There are two different “You had to be there” barriers in place for maximum enjoyment of HBO’s “The Pee-wee Herman Show on Broadway” – which as at least one more barrier than I’d expected going in.
The special, which debuts Saturday night at 10, is a filmed presentation of just what the title suggests: the stage revival of Pee-wee Herman, the strange manchild character whom comedian Paul Reubens popularized in the 1980s.
The first barrier is one that frequently comes with TV versions of stage shows, which is that it’s very difficult to translate the immediacy of a live theatrical event onto film. Some directors manage to at least lower that barrier, if not break through it, so that at least some of the electricity that’s in the theater comes through the screen. But even though director Marty Callner has decades of experience directing stage-to-screen productions like this, and even though he directed the original “The Pee-wee Herman Show” special back in 1981, his work here feels very far removed – literally, at times, as some sequences seem shot from much too great a distance – and it’s always clear that the audience in the theater is having a much better time than we can even hope to have in our living rooms.
But I’ve still enjoyed plenty of these filmed versions that weren’t directed with significantly more flair than what Callner brings here. The bigger problem for me – and your mileage will almost certainly vary – is that watching “The Pee-wee Herman Show on Broadway” made me realize I was perhaps not as big a Pee-wee fan as I had thought I was.

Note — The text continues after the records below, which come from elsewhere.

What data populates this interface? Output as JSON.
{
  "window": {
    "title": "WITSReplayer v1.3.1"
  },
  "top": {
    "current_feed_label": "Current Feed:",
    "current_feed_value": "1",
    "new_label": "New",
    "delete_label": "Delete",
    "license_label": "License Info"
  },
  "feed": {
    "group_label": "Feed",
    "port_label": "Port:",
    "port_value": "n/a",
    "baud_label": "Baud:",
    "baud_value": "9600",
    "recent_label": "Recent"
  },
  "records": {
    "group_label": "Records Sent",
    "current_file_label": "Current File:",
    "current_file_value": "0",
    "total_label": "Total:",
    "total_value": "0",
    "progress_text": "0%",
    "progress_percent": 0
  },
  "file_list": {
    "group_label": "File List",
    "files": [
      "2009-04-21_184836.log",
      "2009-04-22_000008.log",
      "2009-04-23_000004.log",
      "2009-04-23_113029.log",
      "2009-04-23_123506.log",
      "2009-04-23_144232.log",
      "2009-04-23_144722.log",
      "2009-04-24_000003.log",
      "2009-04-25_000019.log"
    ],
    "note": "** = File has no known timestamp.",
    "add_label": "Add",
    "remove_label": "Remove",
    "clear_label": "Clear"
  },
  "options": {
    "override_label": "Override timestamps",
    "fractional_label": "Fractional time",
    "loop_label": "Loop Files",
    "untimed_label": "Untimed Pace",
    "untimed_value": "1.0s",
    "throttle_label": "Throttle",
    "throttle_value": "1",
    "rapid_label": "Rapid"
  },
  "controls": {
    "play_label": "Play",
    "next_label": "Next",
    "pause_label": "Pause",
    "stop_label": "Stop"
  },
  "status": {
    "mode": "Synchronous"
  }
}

Sure, I’ve seen “Pee-wee’s Big Adventure” at least a dozen times, “Big Top Pee-wee” at least once, and enjoyed Reubens’ various cameos as Pee-wee throughout the mid-late ’80s. But I only watched a handful of episodes of “Pee-wee’s Playhouse,” the Saturday morning kids’ show that was itself a kinder, gentler version of the ’81 “Pee-wee Herman Show” special. And the new special is pretty much a 30-years-later version of the old special, mixed in with some of the characters who were specifically introduced on “Pee-wee’s Playhouse.”
So as the live audience was audibly giddy over the first appearances of Jambi the Genie (John Paragon), Miss Yvonne (Lynne Marie Stewart) or Cowboy Curtis (Phil LaMarr, replacing the otherwise-occupied Laurence Fishburne), I was mainly working to connect the synapses that would have reminded me of, say, Jambi’s catchphrase.
And without the overwhelming nostalgia for this particular venue for Pee-wee and these supporting characters, I found “The Pee-wee Herman Show on Broadway” a long (close to 90 minutes) slog, cute in spots, but mainly just strange – a voyage through the fantasy life of a character I prefer to see fending for himself in a closer approximation of the real world.
(I did briefly wonder if this was a Lennon/McCartney situation, wherein Reubens and the late Phil Hartman (who helped Reubens develop the character and co-wrote the early stage shows and “Pee-wee’s Big Adventure”) became greater than the sum of their parts, with consummate comedy craftsman Hartman compensating for Reubens’ fondness for the bizarre. Again, I didn’t watch much of “Playhouse” back in the day and I don’t know how the mechanics of that writing partnership worked, so I could be way off base. Mostly, I miss Phil Hartman.)
If many Saturday mornings of your childhood (or the childhood of someone you love) revolved around the words “Meka Leka Hi Meka Hiney Ho,” then seeing most of the old gang back together may be pleasure enough. But you really had to be there to enjoy it, I think.
Alan Sepinwall maybe reached at email@example.com